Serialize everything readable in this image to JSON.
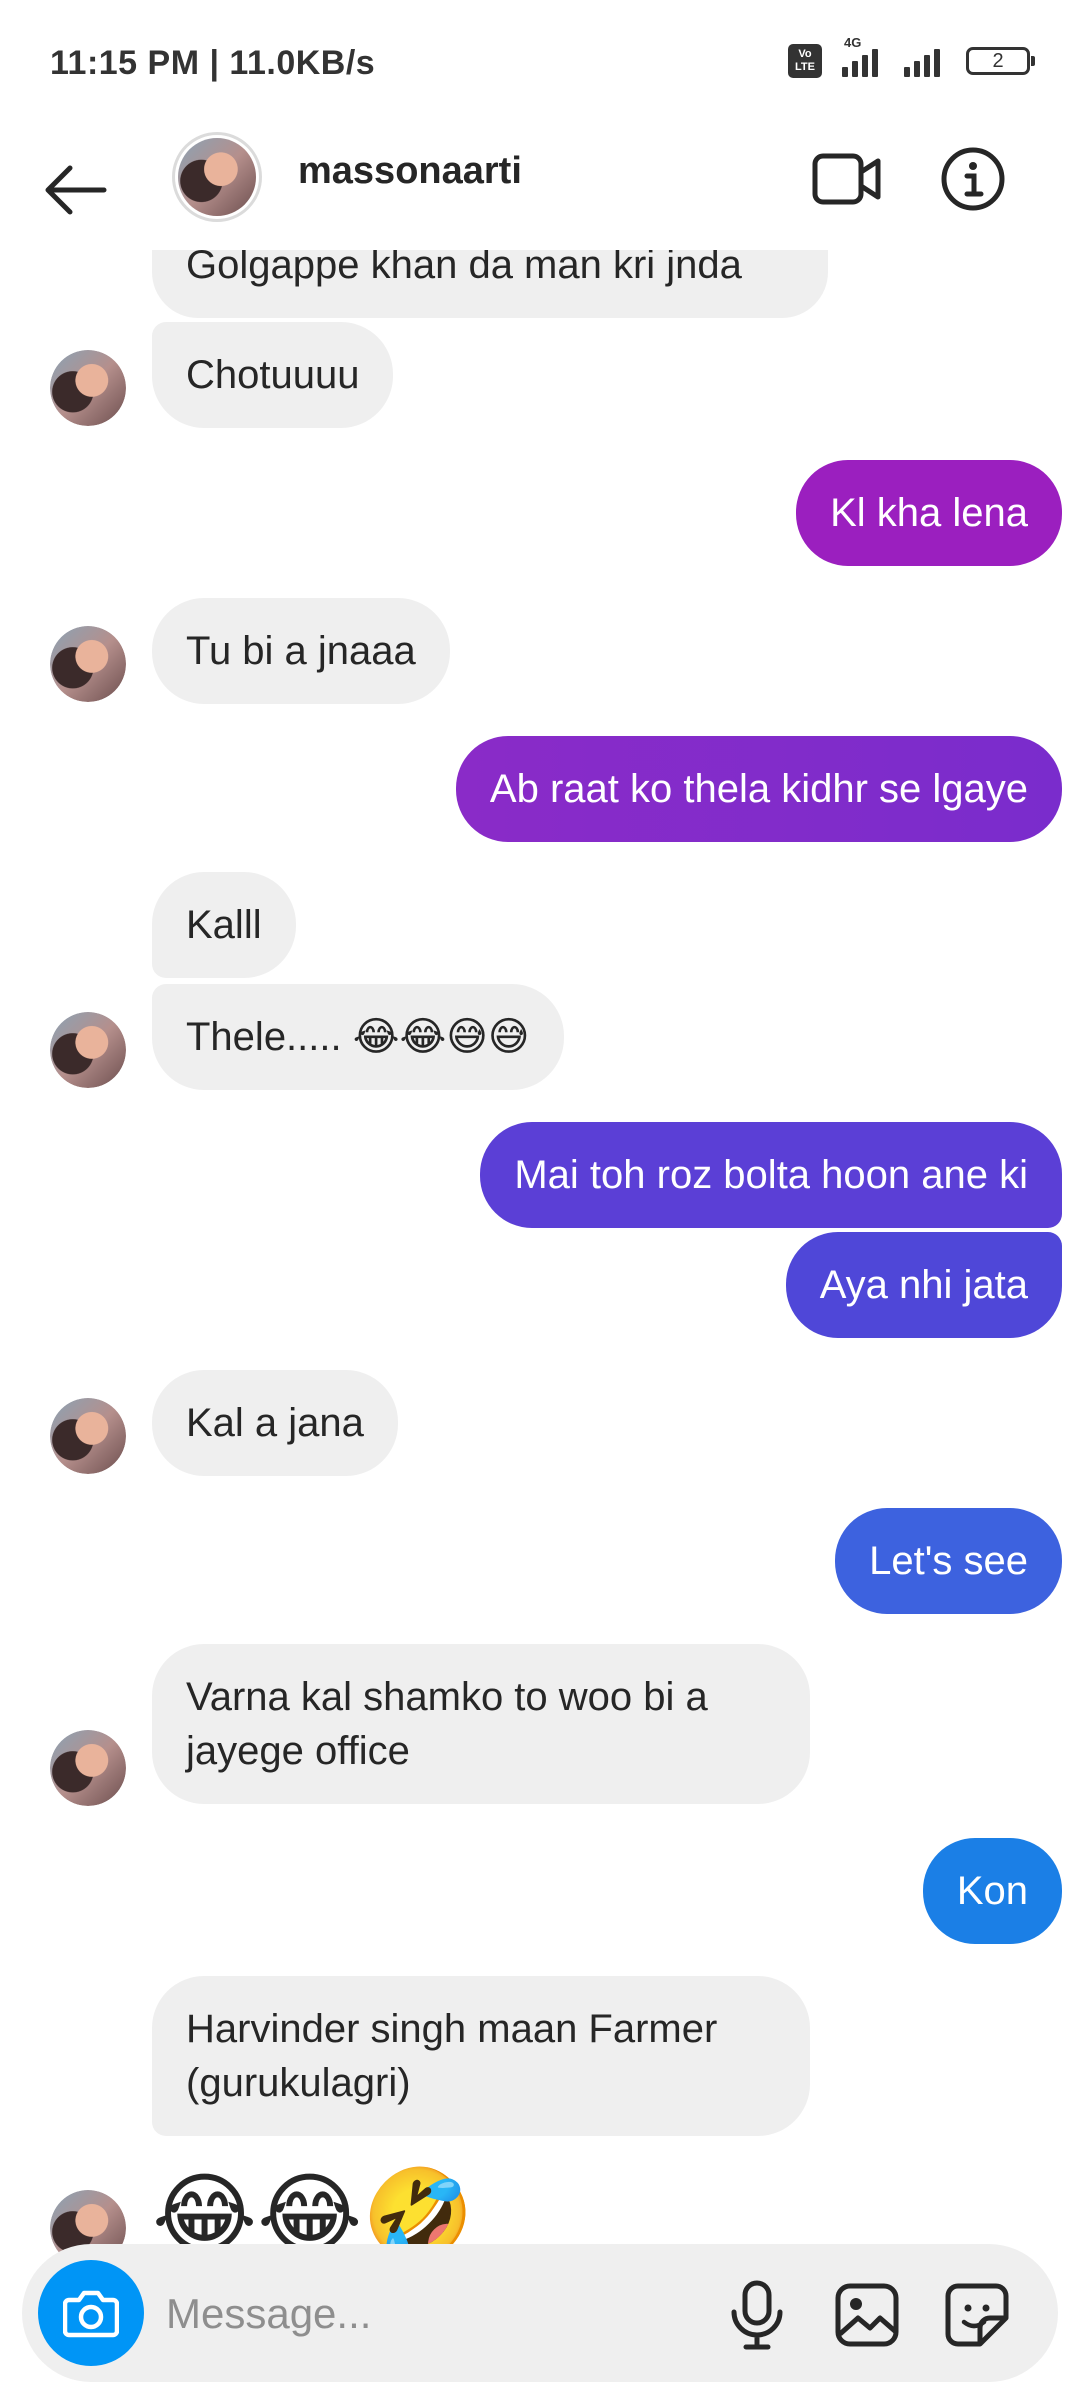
{
  "status_bar": {
    "time": "11:15 PM | 11.0KB/s",
    "volte": "Vo\nLTE",
    "network": "4G",
    "battery": "2"
  },
  "header": {
    "username": "massonaarti",
    "back_icon": "arrow-left-icon",
    "video_icon": "video-camera-icon",
    "info_icon": "info-icon"
  },
  "messages": [
    {
      "from": "them",
      "text": "Golgappe khan da man kri jnda"
    },
    {
      "from": "them",
      "text": "Chotuuuu"
    },
    {
      "from": "me",
      "text": "Kl kha lena"
    },
    {
      "from": "them",
      "text": "Tu bi a jnaaa"
    },
    {
      "from": "me",
      "text": "Ab raat ko thela kidhr se lgaye"
    },
    {
      "from": "them",
      "text": "Kalll"
    },
    {
      "from": "them",
      "text": "Thele..... 😂😂😅😅"
    },
    {
      "from": "me",
      "text": "Mai toh roz bolta hoon ane ki"
    },
    {
      "from": "me",
      "text": "Aya nhi jata"
    },
    {
      "from": "them",
      "text": "Kal a jana"
    },
    {
      "from": "me",
      "text": "Let's see"
    },
    {
      "from": "them",
      "text": "Varna kal shamko to woo bi a jayege office"
    },
    {
      "from": "me",
      "text": "Kon"
    },
    {
      "from": "them",
      "text": "Harvinder singh maan Farmer (gurukulagri)"
    },
    {
      "from": "them",
      "text": "😂😂🤣"
    }
  ],
  "composer": {
    "placeholder": "Message...",
    "camera_icon": "camera-icon",
    "mic_icon": "microphone-icon",
    "gallery_icon": "gallery-icon",
    "sticker_icon": "sticker-icon"
  },
  "colors": {
    "received_bubble": "#efefef",
    "sent_gradient": [
      "#9b1fbf",
      "#6c35d4",
      "#4a52d8",
      "#2f7ae8",
      "#1b7fe6"
    ],
    "camera_button": "#0095f6"
  }
}
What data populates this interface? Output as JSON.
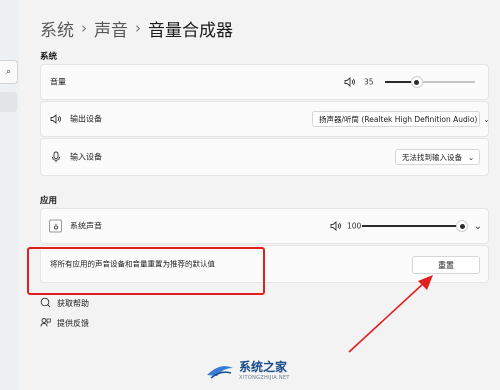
{
  "breadcrumb": {
    "level1": "系统",
    "level2": "声音",
    "level3": "音量合成器"
  },
  "sidebar": {
    "search_icon_glyph": "⌕"
  },
  "system_section": {
    "title": "系统",
    "volume": {
      "label": "音量",
      "value": "35",
      "level": 0.35
    },
    "output": {
      "label": "输出设备",
      "selected": "扬声器/听筒 (Realtek High Definition Audio)"
    },
    "input": {
      "label": "输入设备",
      "selected": "无法找到输入设备"
    }
  },
  "apps_section": {
    "title": "应用",
    "system_sounds": {
      "label": "系统声音",
      "value": "100",
      "level": 1.0
    },
    "reset": {
      "text": "将所有应用的声音设备和音量重置为推荐的默认值",
      "button": "重置"
    }
  },
  "links": {
    "help": "获取帮助",
    "feedback": "提供反馈"
  },
  "watermark": {
    "name": "系统之家",
    "url": "XITONGZHIJIA.NET"
  },
  "colors": {
    "highlight_box": "#e02020",
    "arrow": "#e02020",
    "watermark": "#1a4e8a"
  }
}
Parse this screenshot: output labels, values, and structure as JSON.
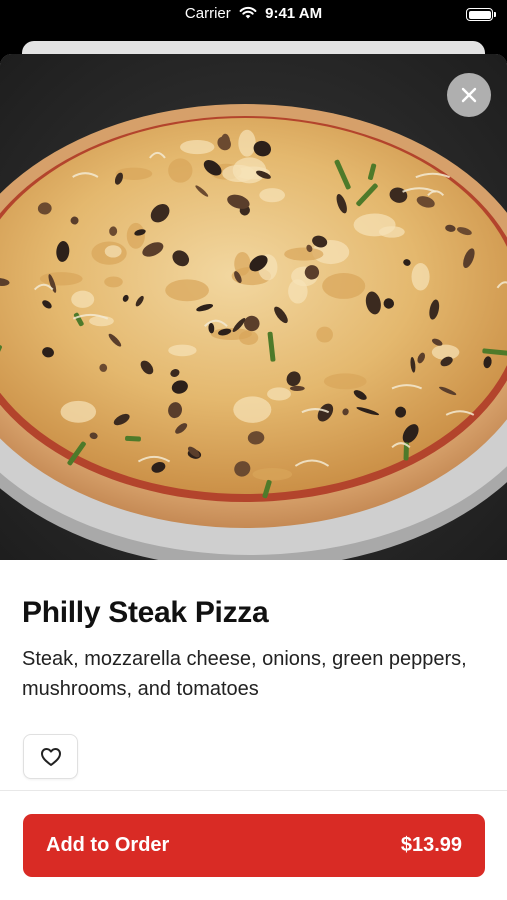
{
  "status_bar": {
    "carrier": "Carrier",
    "time": "9:41 AM",
    "battery_level": 1.0
  },
  "icons": {
    "close": "close-icon",
    "favorite": "heart-icon",
    "wifi": "wifi-icon",
    "battery": "battery-icon"
  },
  "item": {
    "image_alt": "Philly Steak Pizza",
    "title": "Philly Steak Pizza",
    "description": "Steak, mozzarella cheese, onions, green peppers, mushrooms, and tomatoes"
  },
  "footer": {
    "add_label": "Add to Order",
    "price": "$13.99"
  },
  "colors": {
    "accent": "#d92b25",
    "sheet_background": "#ffffff",
    "status_bar_background": "#000000"
  }
}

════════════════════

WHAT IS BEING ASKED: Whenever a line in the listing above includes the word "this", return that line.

EXERCISE RESULT:
Serialize everything readable in this image to JSON.
What data populates this interface? Output as JSON.
Parse this screenshot: output labels, values, and structure as JSON.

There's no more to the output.